> _INFORMATION SHOWN_:

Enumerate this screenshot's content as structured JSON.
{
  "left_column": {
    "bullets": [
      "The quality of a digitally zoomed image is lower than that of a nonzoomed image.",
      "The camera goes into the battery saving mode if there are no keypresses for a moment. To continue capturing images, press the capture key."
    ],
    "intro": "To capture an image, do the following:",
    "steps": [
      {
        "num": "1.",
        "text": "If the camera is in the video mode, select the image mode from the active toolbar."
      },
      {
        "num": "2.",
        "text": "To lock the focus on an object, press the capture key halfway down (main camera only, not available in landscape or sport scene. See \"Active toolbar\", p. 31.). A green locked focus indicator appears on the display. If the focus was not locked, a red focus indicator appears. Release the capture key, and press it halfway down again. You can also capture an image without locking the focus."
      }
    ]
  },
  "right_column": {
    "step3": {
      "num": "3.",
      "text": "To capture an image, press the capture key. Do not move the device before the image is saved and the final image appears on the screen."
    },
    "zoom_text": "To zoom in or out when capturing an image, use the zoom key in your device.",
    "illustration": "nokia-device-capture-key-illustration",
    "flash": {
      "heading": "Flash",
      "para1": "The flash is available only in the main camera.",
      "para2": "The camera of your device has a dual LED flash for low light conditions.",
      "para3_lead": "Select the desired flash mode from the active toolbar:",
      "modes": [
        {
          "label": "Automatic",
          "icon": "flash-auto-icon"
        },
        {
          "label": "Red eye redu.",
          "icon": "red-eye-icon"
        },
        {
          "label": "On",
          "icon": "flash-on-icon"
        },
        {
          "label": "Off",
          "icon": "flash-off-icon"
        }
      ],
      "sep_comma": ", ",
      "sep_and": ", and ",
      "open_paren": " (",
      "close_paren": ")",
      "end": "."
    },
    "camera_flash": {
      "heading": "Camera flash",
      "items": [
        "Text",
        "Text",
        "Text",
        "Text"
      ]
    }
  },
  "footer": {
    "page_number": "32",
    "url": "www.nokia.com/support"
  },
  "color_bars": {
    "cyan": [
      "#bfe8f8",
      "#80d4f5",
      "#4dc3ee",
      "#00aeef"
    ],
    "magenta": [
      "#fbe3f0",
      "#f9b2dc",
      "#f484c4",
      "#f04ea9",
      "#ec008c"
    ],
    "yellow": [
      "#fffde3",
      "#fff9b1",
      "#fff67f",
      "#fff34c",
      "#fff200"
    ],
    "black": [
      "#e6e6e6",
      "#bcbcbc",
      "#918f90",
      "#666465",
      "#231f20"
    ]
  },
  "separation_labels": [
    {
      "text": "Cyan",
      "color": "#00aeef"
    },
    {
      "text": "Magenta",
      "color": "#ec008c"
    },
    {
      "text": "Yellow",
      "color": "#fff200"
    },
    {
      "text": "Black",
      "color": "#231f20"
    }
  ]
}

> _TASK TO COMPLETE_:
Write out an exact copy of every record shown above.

> _OUTPUT FOR THIS EXERCISE_:
Enumerate this screenshot's content as structured JSON.
{
  "left_column": {
    "bullets": [
      "The quality of a digitally zoomed image is lower than that of a nonzoomed image.",
      "The camera goes into the battery saving mode if there are no keypresses for a moment. To continue capturing images, press the capture key."
    ],
    "intro": "To capture an image, do the following:",
    "steps": [
      {
        "num": "1.",
        "text": "If the camera is in the video mode, select the image mode from the active toolbar."
      },
      {
        "num": "2.",
        "text": "To lock the focus on an object, press the capture key halfway down (main camera only, not available in landscape or sport scene. See \"Active toolbar\", p. 31.). A green locked focus indicator appears on the display. If the focus was not locked, a red focus indicator appears. Release the capture key, and press it halfway down again. You can also capture an image without locking the focus."
      }
    ]
  },
  "right_column": {
    "step3": {
      "num": "3.",
      "text": "To capture an image, press the capture key. Do not move the device before the image is saved and the final image appears on the screen."
    },
    "zoom_text": "To zoom in or out when capturing an image, use the zoom key in your device.",
    "illustration": "nokia-device-capture-key-illustration",
    "flash": {
      "heading": "Flash",
      "para1": "The flash is available only in the main camera.",
      "para2": "The camera of your device has a dual LED flash for low light conditions.",
      "para3_lead": "Select the desired flash mode from the active toolbar:",
      "modes": [
        {
          "label": "Automatic",
          "icon": "flash-auto-icon"
        },
        {
          "label": "Red eye redu.",
          "icon": "red-eye-icon"
        },
        {
          "label": "On",
          "icon": "flash-on-icon"
        },
        {
          "label": "Off",
          "icon": "flash-off-icon"
        }
      ],
      "sep_comma": ", ",
      "sep_and": ", and ",
      "open_paren": " (",
      "close_paren": ")",
      "end": "."
    },
    "camera_flash": {
      "heading": "Camera flash",
      "items": [
        "Text",
        "Text",
        "Text",
        "Text"
      ]
    }
  },
  "footer": {
    "page_number": "32",
    "url": "www.nokia.com/support"
  },
  "color_bars": {
    "cyan": [
      "#bfe8f8",
      "#80d4f5",
      "#4dc3ee",
      "#00aeef"
    ],
    "magenta": [
      "#fbe3f0",
      "#f9b2dc",
      "#f484c4",
      "#f04ea9",
      "#ec008c"
    ],
    "yellow": [
      "#fffde3",
      "#fff9b1",
      "#fff67f",
      "#fff34c",
      "#fff200"
    ],
    "black": [
      "#e6e6e6",
      "#bcbcbc",
      "#918f90",
      "#666465",
      "#231f20"
    ]
  },
  "separation_labels": [
    {
      "text": "Cyan",
      "color": "#00aeef"
    },
    {
      "text": "Magenta",
      "color": "#ec008c"
    },
    {
      "text": "Yellow",
      "color": "#fff200"
    },
    {
      "text": "Black",
      "color": "#231f20"
    }
  ]
}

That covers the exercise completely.